(Fred Weinberg) – I’m not part of the conservative club any more than I’m part of the liberal club. If I call them more conservative than liberal, that’s because it is the way I happen to see things.
The reason for that is my late father, Philip Weinberg.
He always taught by example, led from the front and encouraged me to act a little like Howard Cosell, telling it like it is and letting the chips fall where they may. So if you wonder why I don’t spout anybody’s party line except my own, it is because he taught me how valuable independence can be.
Included in that lesson was also doing the right thing no matter who you anger.
The older you get, the more that you realize Father’s Day may not just be a ploy by the greeting card manufacturers to sell more cards and retailers to sell more stuff but should just be taken at face value as an opportunity to thank and honor the man who raised you.
This Sunday will be the seventh Father’s Day since his death and those lessons he taught become clearer with every passing year. (Also becoming clearer is that getting old is not for sissies.)
Unlike the late Tim Russert I can never imagine calling my father, “Big Phil”. But he was.
Philip Weinberg’s public title on the day he died in 2012 was Professor Emeritus at Bradley University.
The title barely began to cover his career and his public life.
But growing up in his shadow gave me a perspective on life that many people, for many reasons, will never get.
He rarely lectured my sisters and me. His example was usually enough. He continuously taught by example that this is the United States of America and any little boy or girl could grow up to be President, or publish a newspaper, run a radio network or swing any bat you’re big enough to want to pick up.

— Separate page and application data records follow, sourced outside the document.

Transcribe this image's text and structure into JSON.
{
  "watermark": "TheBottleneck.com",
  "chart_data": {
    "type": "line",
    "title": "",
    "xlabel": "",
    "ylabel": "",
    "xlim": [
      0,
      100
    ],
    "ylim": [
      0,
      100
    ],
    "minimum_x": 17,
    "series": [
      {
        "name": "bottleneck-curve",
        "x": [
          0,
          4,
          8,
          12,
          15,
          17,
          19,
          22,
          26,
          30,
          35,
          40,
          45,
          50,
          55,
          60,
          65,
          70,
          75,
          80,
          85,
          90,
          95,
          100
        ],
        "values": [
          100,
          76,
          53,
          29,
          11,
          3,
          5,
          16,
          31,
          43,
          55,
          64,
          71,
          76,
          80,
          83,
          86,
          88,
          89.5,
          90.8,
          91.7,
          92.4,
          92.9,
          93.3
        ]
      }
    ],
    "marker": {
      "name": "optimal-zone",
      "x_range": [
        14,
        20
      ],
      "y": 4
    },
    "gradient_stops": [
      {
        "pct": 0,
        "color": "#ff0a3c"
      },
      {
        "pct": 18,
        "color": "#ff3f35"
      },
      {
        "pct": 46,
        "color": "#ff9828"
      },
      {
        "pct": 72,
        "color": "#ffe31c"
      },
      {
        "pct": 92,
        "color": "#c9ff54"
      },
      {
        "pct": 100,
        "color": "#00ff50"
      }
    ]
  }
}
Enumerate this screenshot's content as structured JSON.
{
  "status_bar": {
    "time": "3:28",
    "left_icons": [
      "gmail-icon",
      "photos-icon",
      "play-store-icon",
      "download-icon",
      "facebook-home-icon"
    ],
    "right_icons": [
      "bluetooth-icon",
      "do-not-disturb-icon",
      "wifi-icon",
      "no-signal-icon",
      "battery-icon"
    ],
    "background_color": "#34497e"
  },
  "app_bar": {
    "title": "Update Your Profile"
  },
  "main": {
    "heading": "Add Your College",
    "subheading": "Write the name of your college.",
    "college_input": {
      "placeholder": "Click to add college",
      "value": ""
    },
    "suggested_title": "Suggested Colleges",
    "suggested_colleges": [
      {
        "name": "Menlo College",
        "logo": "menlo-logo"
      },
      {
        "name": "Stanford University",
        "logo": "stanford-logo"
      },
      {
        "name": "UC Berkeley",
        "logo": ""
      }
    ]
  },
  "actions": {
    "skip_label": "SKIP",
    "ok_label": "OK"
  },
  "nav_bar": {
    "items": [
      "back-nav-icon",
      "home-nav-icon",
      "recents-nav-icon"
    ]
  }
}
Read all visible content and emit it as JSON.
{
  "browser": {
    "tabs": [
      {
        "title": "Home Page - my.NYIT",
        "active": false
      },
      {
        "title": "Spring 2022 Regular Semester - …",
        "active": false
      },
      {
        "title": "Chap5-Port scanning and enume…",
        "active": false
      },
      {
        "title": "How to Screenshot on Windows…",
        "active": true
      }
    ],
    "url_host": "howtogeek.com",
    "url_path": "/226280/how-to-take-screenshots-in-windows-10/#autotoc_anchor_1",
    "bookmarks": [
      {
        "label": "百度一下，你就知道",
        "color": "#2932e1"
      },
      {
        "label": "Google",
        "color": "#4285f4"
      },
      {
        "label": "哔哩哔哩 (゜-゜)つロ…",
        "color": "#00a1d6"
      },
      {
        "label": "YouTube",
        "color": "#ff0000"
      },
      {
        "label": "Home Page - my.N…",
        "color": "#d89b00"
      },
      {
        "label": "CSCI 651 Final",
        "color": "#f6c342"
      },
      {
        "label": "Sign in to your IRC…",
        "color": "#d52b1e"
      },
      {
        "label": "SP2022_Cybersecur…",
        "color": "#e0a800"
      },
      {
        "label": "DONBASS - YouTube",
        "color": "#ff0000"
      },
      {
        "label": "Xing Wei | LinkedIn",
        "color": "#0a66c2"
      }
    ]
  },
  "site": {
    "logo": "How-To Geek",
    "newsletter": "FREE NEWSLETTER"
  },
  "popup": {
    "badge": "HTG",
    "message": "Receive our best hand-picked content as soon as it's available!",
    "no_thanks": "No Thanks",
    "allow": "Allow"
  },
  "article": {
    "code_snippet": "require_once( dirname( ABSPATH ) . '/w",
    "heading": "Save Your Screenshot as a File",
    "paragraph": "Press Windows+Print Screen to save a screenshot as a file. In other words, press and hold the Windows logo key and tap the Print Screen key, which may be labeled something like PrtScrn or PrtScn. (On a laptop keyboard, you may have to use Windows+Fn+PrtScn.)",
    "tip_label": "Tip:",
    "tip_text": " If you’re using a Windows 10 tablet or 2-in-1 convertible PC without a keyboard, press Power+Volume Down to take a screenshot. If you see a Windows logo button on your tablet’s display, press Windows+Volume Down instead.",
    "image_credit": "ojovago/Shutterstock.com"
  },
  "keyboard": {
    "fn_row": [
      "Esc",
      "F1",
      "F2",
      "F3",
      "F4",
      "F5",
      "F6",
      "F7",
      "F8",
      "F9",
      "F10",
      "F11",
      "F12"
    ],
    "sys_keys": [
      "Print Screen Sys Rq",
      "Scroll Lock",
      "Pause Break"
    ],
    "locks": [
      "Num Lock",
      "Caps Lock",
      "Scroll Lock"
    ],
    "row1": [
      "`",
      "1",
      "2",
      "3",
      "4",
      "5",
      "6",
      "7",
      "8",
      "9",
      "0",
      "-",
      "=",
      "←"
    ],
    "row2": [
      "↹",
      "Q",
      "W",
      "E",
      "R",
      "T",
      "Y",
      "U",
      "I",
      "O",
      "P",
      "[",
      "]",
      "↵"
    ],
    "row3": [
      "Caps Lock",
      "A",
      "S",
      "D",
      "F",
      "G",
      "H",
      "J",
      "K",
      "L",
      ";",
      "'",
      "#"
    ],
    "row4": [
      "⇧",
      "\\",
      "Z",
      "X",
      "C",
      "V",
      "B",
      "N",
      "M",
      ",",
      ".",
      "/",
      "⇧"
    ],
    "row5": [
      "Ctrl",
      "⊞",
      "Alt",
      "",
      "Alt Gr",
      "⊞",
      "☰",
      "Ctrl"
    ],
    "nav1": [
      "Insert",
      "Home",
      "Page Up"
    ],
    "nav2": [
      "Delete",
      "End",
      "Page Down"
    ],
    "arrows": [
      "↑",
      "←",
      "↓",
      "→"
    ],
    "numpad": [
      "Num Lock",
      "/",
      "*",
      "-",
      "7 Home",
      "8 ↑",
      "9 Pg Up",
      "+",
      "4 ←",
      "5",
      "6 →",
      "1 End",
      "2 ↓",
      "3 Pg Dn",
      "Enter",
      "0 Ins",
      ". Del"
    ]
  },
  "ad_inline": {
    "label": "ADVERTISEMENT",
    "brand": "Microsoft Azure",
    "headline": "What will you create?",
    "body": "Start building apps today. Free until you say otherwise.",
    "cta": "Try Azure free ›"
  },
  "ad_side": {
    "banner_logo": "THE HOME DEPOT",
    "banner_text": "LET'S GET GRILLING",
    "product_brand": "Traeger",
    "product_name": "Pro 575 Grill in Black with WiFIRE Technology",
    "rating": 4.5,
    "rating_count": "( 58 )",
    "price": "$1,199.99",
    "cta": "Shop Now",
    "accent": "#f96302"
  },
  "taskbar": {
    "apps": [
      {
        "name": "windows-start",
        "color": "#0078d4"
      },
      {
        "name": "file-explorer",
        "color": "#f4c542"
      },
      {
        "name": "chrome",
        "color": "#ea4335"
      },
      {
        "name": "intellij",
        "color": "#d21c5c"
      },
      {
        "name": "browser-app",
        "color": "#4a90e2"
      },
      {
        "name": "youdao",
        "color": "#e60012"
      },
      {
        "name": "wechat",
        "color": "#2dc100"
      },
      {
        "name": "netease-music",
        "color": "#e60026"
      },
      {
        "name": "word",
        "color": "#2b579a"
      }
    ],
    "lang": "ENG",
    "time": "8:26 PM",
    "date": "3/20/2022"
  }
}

He was the living embodiment of the concept that ordinary people can do extraordinary things by simply putting one foot in front of the other and moving forward. If that were all he taught me in 60 years, it would have been plenty. But he also taught me that when you do get where you want to go, grace and humility can take you even farther. And, trust me, that’s a difficult lesson to learn no matter who is trying to teach it.
It is possible—although I’m not sure he would have admitted it—that he learned some or all of these things as he was raising his children and that the Phil Weinberg when he left us was as much the product of having raised three children as those children are the product of having been raised by him and my mother. It also occurs to me in hindsight that much of what he taught us was as difficult for him to implement as it was for us.
Kids don’t come with operating manuals and my father was an engineer by training. But the lessons he taught—intentionally or otherwise—have become so valuable that I can only hope that I’m capable of passing at least some of them on to my own millennial stepchildren.
As valuable as the lessons, are the memories. I vividly remember standing outside an apartment complex in Brooklyn with him telling me, “Son, there used to be a baseball stadium here and a real baseball team played there.” He never acknowledged that the Dodgers had moved to LA and abandoned Ebbets Field. And, given the choice between the Dodgers and the Angels when I owned a Las Vegas radio station, I chose the Angels because he would have been horrified had I consorted with dem bums…
I remember him showing me my first mainframe computer in the early 1960s and his precise explanation of how the monster IBM System 360 worked.
I remember coming home one Friday in 1963 to the death of John Kennedy and his explanation that the country is bigger than just one man and things would be just fine because that is the genius of this nation’s founders. And I also remember the summer trips we were able to take so he could graphically illustrate exactly how big this nation is.
He might have missed a few little league games (I never got past the minors in the Richwoods Little League anyway) but he never missed a crisis. You could tell when something was relatively unimportant—he wouldn’t hesitate to yell at you. But when the chips were down, there was nobody you would rather have covering your back. Until almost the day he died, he was the first call I and my sisters made when there was a problem. However difficult the problem was, his calm analysis was always dead on and his advice and support were invaluable.
In the immortal words of Michael Corleone, “what better consigliore can I have than my father?”